Tuesday, July 26, 2016

Dental Visits: Words Matter!

Words matter! As teachers and families we can say something that we think may be encouragement, but it may have an unintended consequence. Think about the idea of fractions. Math teachers know that many young children have an aversion to fractions. Some attribute this to asking young children, who are still in the egocentric stage of development, to give away half of a cookie or other treat. This sets some children up to dislike fractions. 

Many children have a fear of the dentist. For some we need to coax them to go, amid tears. See our post here about overcoming fear of the dentist and here detailing ideas how to make dental health fun. In addition, we need to consider how we talk to children about visits to the dentist. 

Often families might say something like this, "You better brush your teeth or you will need to go to the dentist." Consider how this can easily be perceived as something to fear by a child. It sounds like a punishment, doesn't it? 

We can help families understand that giving positive directions equals a more positive attitude. Think about how the above sentence could be changed to, "Wow, I can't wait for your next trip to the dentist. She will be so impressed with your big smile." 

Be sure your words are ones that are reassuring and enthusiastic so children will have a more favorable outlook about their dental appointment. 

This child overcame his fear of the dentist and now looks forward to visits.
Please feel free to share our dental health links with families!

Tuesday, July 19, 2016

Rewarding Rewards

Stickers, little toys, bits of candy? What can we do to motivate our young learners? It IS more than these types of tangible prizes. We believe that teacher and family excitement is the best way to reward and encourage children. 

Let your face light up with happiness when a child asks you to read a special book. Jump for joy when a letter of the alphabet is said. Use tools like a big hand to clap to celebrate something special in the classroom. These all show a child you value his or her successes.  

Fun "tools" like this, available at party stores, make for excitement in the classroom.

Rather than traditional stickers, use the powerful sense of smell. Make a star on a child's hand with invisible chapstick. The sweet odor will remain for several hours and remind your young learner that you valued an accomplishment. 

Allow children a reward and learning experience at the same time. Give "free passes" to watch real animals in their natural habitats on-line. Websites like Explore.org allow children to view puffins, bears, and even bison. I found letting children see pandas was more powerful than a trip to the prize box. And what fantastic learning takes place, too!

Tuesday, July 12, 2016

Annotating In An Age-Approriate Way

It is important to help our children get in the habit of "having a conversation" with a book. This can be done in an age-appropriate way. Give children sticky notes with question marks and exclamation points on them. Make a game out of finding the parts that should be thought about again or for sections that children may question. This is the beginning of annotating, a valuable life-long skill we are encouraging in our K-12 classrooms. 
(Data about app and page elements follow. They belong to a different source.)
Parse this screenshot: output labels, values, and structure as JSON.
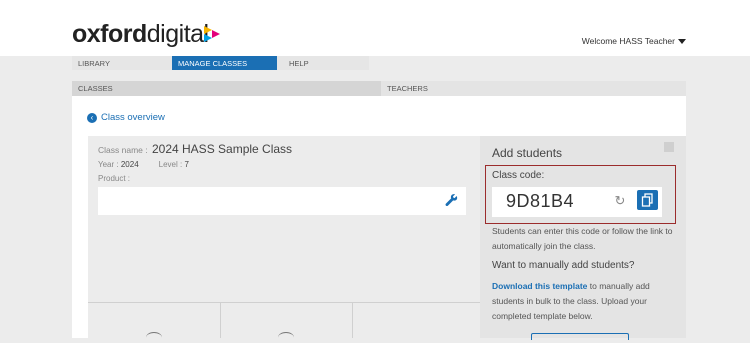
{
  "header": {
    "logo_bold": "oxford",
    "logo_light": "digital",
    "welcome_text": "Welcome HASS Teacher",
    "brand_colors": [
      "#f7b500",
      "#e4007c",
      "#00a0e3",
      "#1b6fb4"
    ]
  },
  "nav": {
    "items": [
      {
        "label": "LIBRARY",
        "active": false
      },
      {
        "label": "MANAGE CLASSES",
        "active": true
      },
      {
        "label": "HELP",
        "active": false
      }
    ]
  },
  "subtabs": {
    "items": [
      {
        "label": "CLASSES",
        "active": true
      },
      {
        "label": "TEACHERS",
        "active": false
      }
    ]
  },
  "back_link": {
    "label": "Class overview",
    "icon": "chevron-left-circle-icon"
  },
  "class_card": {
    "name_label": "Class name :",
    "name_value": "2024 HASS Sample Class",
    "year_label": "Year :",
    "year_value": "2024",
    "level_label": "Level :",
    "level_value": "7",
    "product_label": "Product :",
    "edit_icon": "wrench-icon"
  },
  "add_students": {
    "title": "Add students",
    "class_code_label": "Class code:",
    "class_code": "9D81B4",
    "refresh_icon": "refresh-icon",
    "copy_icon": "copy-icon",
    "info_text": "Students can enter this code or follow the link to automatically join the class.",
    "manual_heading": "Want to manually add students?",
    "download_link": "Download this template",
    "download_rest": " to manually add students in bulk to the class. Upload your completed template below.",
    "accent_color": "#1b6fb4",
    "highlight_color": "#9b2c2c"
  }
}
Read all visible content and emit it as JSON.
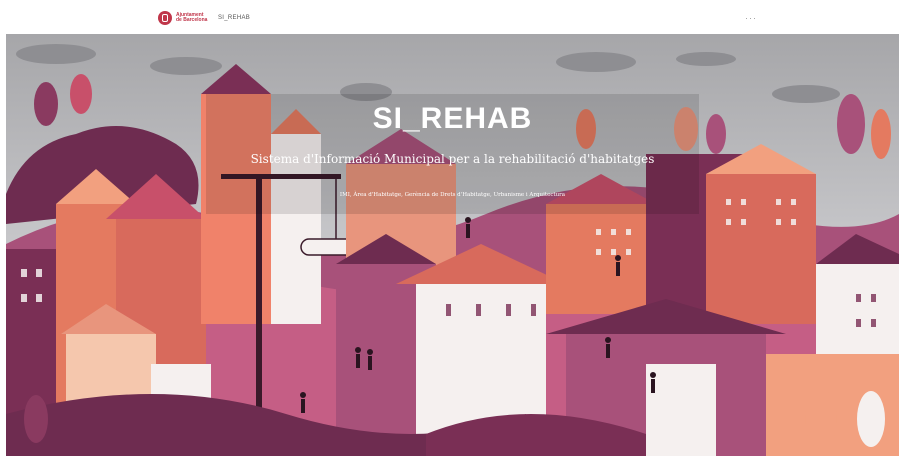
{
  "header": {
    "logo_text": "Ajuntament de Barcelona",
    "app_name": "SI_REHAB",
    "menu_icon": "more-dots-icon",
    "menu_text": "···"
  },
  "hero": {
    "title": "SI_REHAB",
    "subtitle": "Sistema d'Informació Municipal per a la rehabilitació d'habitatges",
    "credit": "IMI, Àrea d'Habitatge, Gerència de Drets d'Habitatge, Urbanisme i Arquitectura"
  },
  "colors": {
    "sky": "#b3b3b6",
    "plum": "#6e2c50",
    "mauve": "#a8517a",
    "coral": "#e47a60",
    "salmon": "#f2a07f",
    "peach": "#f5c7ad",
    "white": "#f5f0ef",
    "brand_red": "#c0364a"
  }
}
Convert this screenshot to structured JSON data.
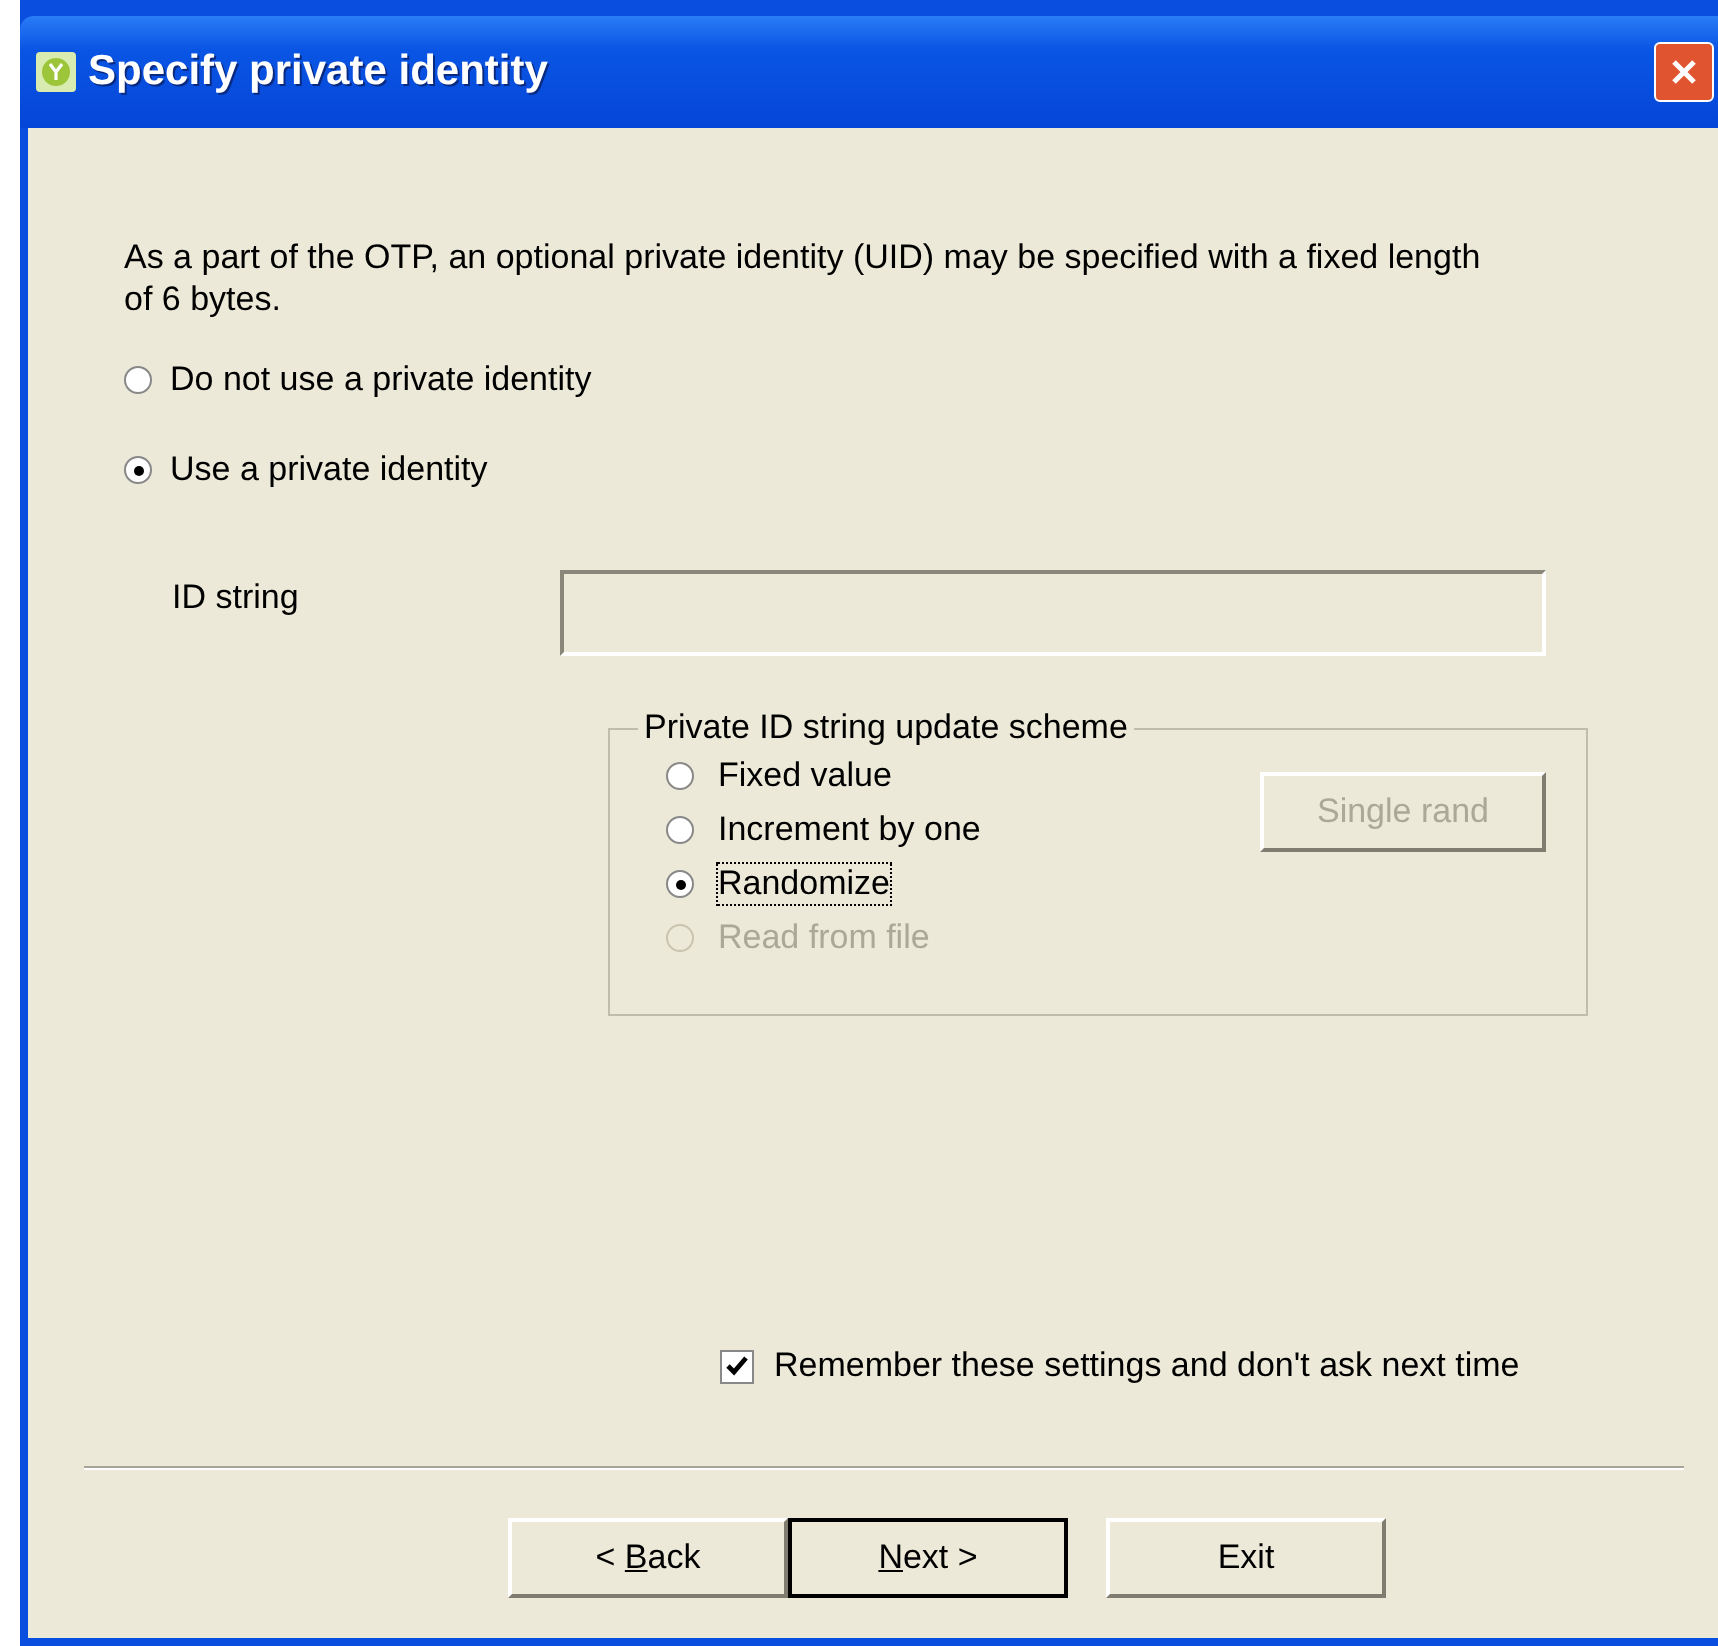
{
  "window": {
    "title": "Specify private identity"
  },
  "intro": "As a part of the OTP, an optional private identity (UID) may be specified with a fixed length of 6 bytes.",
  "identity_options": [
    {
      "label": "Do not use a private identity",
      "selected": false
    },
    {
      "label": "Use a private identity",
      "selected": true
    }
  ],
  "id_string": {
    "label": "ID string",
    "disabled": true
  },
  "update_scheme": {
    "title": "Private ID string update scheme",
    "options": [
      {
        "label": "Fixed value",
        "selected": false,
        "disabled": false,
        "focused": false
      },
      {
        "label": "Increment by one",
        "selected": false,
        "disabled": false,
        "focused": false
      },
      {
        "label": "Randomize",
        "selected": true,
        "disabled": false,
        "focused": true
      },
      {
        "label": "Read from file",
        "selected": false,
        "disabled": true,
        "focused": false
      }
    ],
    "button": {
      "label": "Single rand",
      "disabled": true
    }
  },
  "remember": {
    "label": "Remember these settings and don't ask next time",
    "checked": true
  },
  "buttons": [
    {
      "before": "< ",
      "key": "B",
      "after": "ack",
      "default": false
    },
    {
      "key": "N",
      "after": "ext >",
      "default": true
    },
    {
      "before": "Exit",
      "default": false
    }
  ]
}
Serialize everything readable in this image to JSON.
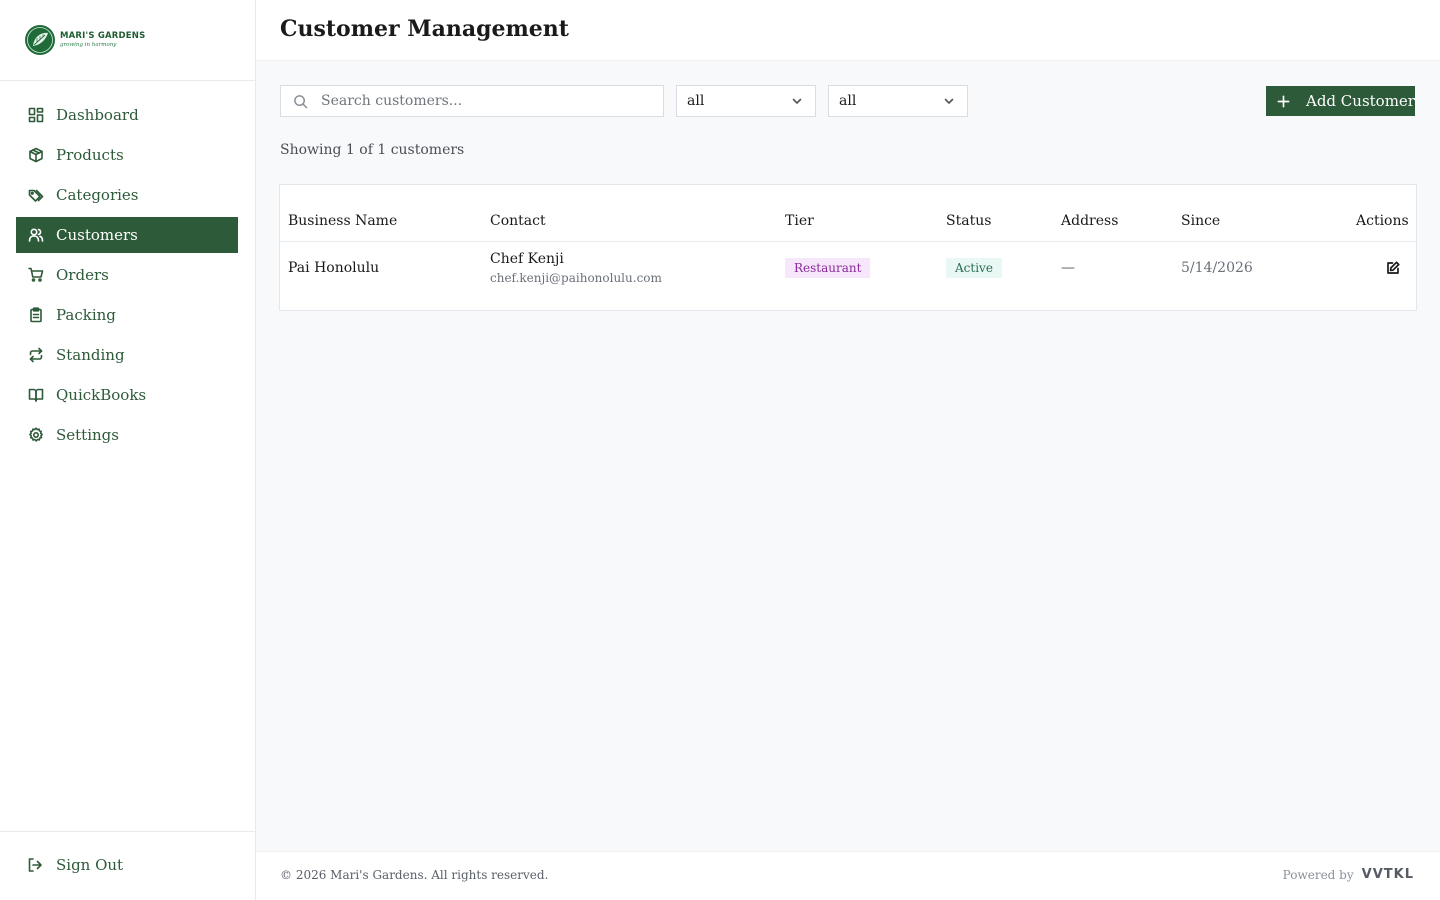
{
  "brand": {
    "name": "MARI'S GARDENS",
    "tagline": "growing in harmony"
  },
  "sidebar": {
    "items": [
      {
        "label": "Dashboard",
        "icon": "grid-icon",
        "active": false
      },
      {
        "label": "Products",
        "icon": "package-icon",
        "active": false
      },
      {
        "label": "Categories",
        "icon": "tags-icon",
        "active": false
      },
      {
        "label": "Customers",
        "icon": "users-icon",
        "active": true
      },
      {
        "label": "Orders",
        "icon": "cart-icon",
        "active": false
      },
      {
        "label": "Packing",
        "icon": "clipboard-icon",
        "active": false
      },
      {
        "label": "Standing",
        "icon": "repeat-icon",
        "active": false
      },
      {
        "label": "QuickBooks",
        "icon": "book-icon",
        "active": false
      },
      {
        "label": "Settings",
        "icon": "gear-icon",
        "active": false
      }
    ],
    "signout_label": "Sign Out"
  },
  "header": {
    "title": "Customer Management"
  },
  "toolbar": {
    "search_placeholder": "Search customers...",
    "tier_filter": "all",
    "status_filter": "all",
    "add_label": "Add Customer"
  },
  "count_text": "Showing 1 of 1 customers",
  "table": {
    "columns": [
      "Business Name",
      "Contact",
      "Tier",
      "Status",
      "Address",
      "Since",
      "Actions"
    ],
    "rows": [
      {
        "business_name": "Pai Honolulu",
        "contact_name": "Chef Kenji",
        "contact_email": "chef.kenji@paihonolulu.com",
        "tier": "Restaurant",
        "status": "Active",
        "address": "—",
        "since": "5/14/2026"
      }
    ]
  },
  "footer": {
    "copyright": "© 2026 Mari's Gardens. All rights reserved.",
    "powered_by": "Powered by",
    "vendor": "VVTKL"
  },
  "colors": {
    "brand_green": "#2d5a38",
    "tier_badge_bg": "#f6e8fa",
    "tier_badge_text": "#8a2a9e",
    "status_badge_bg": "#e9f8f4",
    "status_badge_text": "#2a6d52"
  }
}
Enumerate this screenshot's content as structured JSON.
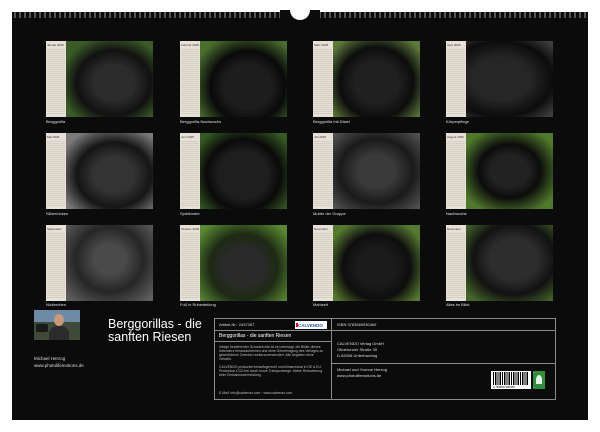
{
  "months": [
    {
      "name": "Januar 2025",
      "caption": "Berggorilla"
    },
    {
      "name": "Februar 2025",
      "caption": "Berggorilla-Nachwuchs"
    },
    {
      "name": "März 2025",
      "caption": "Berggorilla mit Distel"
    },
    {
      "name": "April 2025",
      "caption": "Körperpflege"
    },
    {
      "name": "Mai 2025",
      "caption": "Silberrücken"
    },
    {
      "name": "Juni 2025",
      "caption": "Spielkinder"
    },
    {
      "name": "Juli 2025",
      "caption": "Mutter der Gruppe"
    },
    {
      "name": "August 2025",
      "caption": "Nachwuchs"
    },
    {
      "name": "September 2025",
      "caption": "Nickerchen"
    },
    {
      "name": "Oktober 2025",
      "caption": "Fuß in Ruhestellung"
    },
    {
      "name": "November 2025",
      "caption": "Mahlzeit"
    },
    {
      "name": "Dezember 2025",
      "caption": "Alles im Blick"
    }
  ],
  "cover": {
    "title": "Berggorillas - die sanften Riesen",
    "author": "Michael Herzog",
    "website": "www.photolifemotions.de"
  },
  "info": {
    "article_label": "Artikel-Nr.: 2437267",
    "brand": "CALVENDO",
    "subtitle": "Berggorillas - die sanften Riesen",
    "para1": "Infolge bestehender Schutzrechte ist es untersagt, die Bilder dieses Kalenders herauszutrennen und ohne Genehmigung des Verlages zu gewerblichen Zwecken weiterzuverwenden. Alle Angaben ohne Gewähr.",
    "para2": "CALVENDO produziert bedarfsgerecht und klimaneutral in DE & EU. Produktion CO2-frei durch kurze Transportwege. Aktive Reduzierung beim Emissionsvermeidung.",
    "email": "E-Mail: info@calvendo.com · www.calvendo.com",
    "isbn": "ISBN 9783669930469",
    "publisher": "CALVENDO Verlag GmbH",
    "street": "Ottobrunner Straße 39",
    "city": "D-82008 Unterhaching",
    "credit": "Michael und Yvonne Herzog",
    "credit_url": "www.photolifemotions.de",
    "barcode_number": "9 783669 930469"
  }
}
We also like gluing fun pictures on craft sticks. Fireworks can represent a part of a book that was very exciting. Have questions or not quite understand a part of a book? Is it muddy in your mind? Give children a picture of a pig covered in mud. This makes it silly. Admitting something is not well understood was never so much fun! 
Examples of developmentally-appropriate annotations.
Then, remember to go back and engage in dialogue about the sections that children marked. The conversation helps with oral language skills. 

For ELLs:
Looking through material more than once gives children processing time with the language. Rich discussions about parts of books that were unclear, exciting, or worth rereading make for valuable oral language practice.

Standards Alignment:
NAEYC - 2.D.04 & 2.E.04.
Head Start - VII.a. & VIII.B.

Tuesday, July 5, 2016

Close Reading For the Preschool Set!

When children go to school they will be expected to look closely at text for the deeper meaning. Of course, one read through a text won't help with this higher-order of comprehension. Several readings are necessary. For young children, we can help them to see the value in rereading parts of a book that may have been exciting, meaningful, or even confusing. 

One way to do this to to have families, teachers, and caregivers find parts of a book that contain key details. Watch in the video below how this mom chose specific pages to reread. She asked questions directed at helping the child understand characters and text features. Sharing this type of strategy with families can help children discover the benefits of rereading. 

Stay tuned for more on helping children develop close reading skills!

Standards Alignment:
NAEYC - 2.E.04.
Head Start - VII.A. 1, 3, 4, & 5.